* About this task *
Looking at the data below, how many lines include the word "your"? Respond with the number only.

Collected data:
>>>>>

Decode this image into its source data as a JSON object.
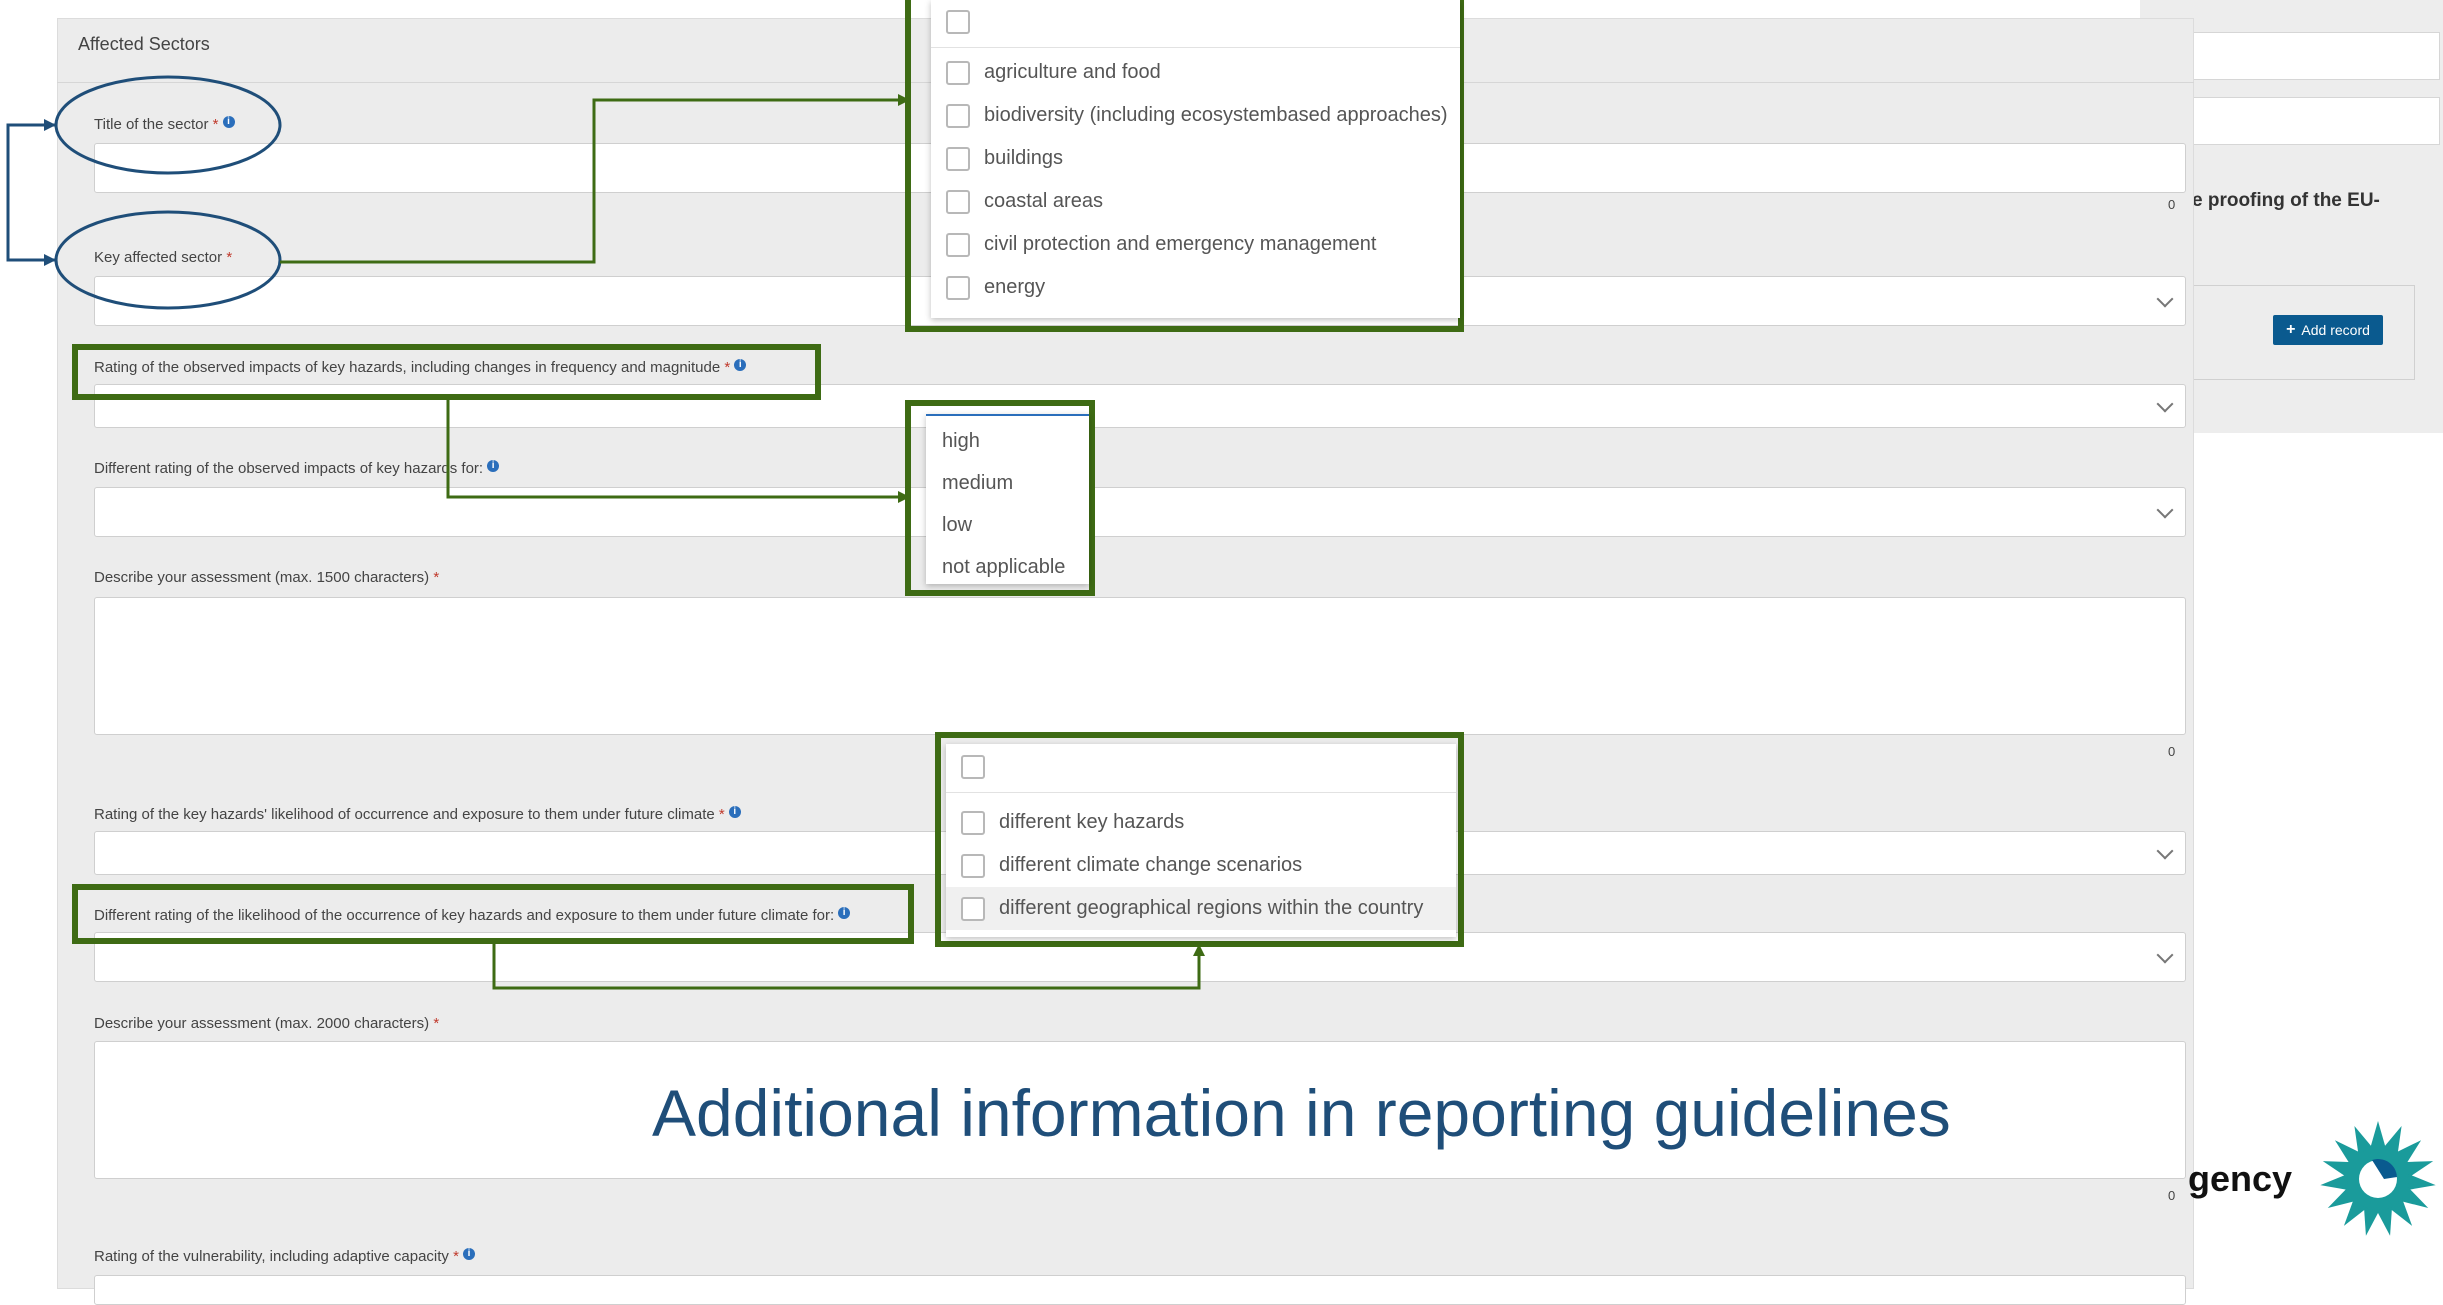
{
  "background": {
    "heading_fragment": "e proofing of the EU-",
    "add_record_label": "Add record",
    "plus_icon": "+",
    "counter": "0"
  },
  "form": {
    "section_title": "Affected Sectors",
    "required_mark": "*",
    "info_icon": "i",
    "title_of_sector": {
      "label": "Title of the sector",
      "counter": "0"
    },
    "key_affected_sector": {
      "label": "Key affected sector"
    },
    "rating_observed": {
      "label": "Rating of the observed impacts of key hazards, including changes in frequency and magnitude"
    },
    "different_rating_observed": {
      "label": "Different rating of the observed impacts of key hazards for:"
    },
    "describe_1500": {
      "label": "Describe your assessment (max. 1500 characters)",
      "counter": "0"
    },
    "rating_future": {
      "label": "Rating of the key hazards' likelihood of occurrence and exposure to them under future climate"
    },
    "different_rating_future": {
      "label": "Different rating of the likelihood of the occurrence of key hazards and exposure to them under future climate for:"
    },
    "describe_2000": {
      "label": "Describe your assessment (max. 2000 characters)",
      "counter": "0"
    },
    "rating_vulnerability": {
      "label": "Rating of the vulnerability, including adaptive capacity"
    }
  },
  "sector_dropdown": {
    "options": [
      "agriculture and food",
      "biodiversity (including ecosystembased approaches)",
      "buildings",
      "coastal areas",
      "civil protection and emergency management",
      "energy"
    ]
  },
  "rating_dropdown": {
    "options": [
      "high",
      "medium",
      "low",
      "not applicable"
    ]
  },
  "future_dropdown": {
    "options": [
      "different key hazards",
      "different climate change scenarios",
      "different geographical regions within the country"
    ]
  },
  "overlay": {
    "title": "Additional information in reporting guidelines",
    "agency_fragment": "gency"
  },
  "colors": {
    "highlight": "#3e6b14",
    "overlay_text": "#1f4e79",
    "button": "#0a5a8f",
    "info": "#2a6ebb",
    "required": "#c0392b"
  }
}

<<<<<

* Problem solution *
2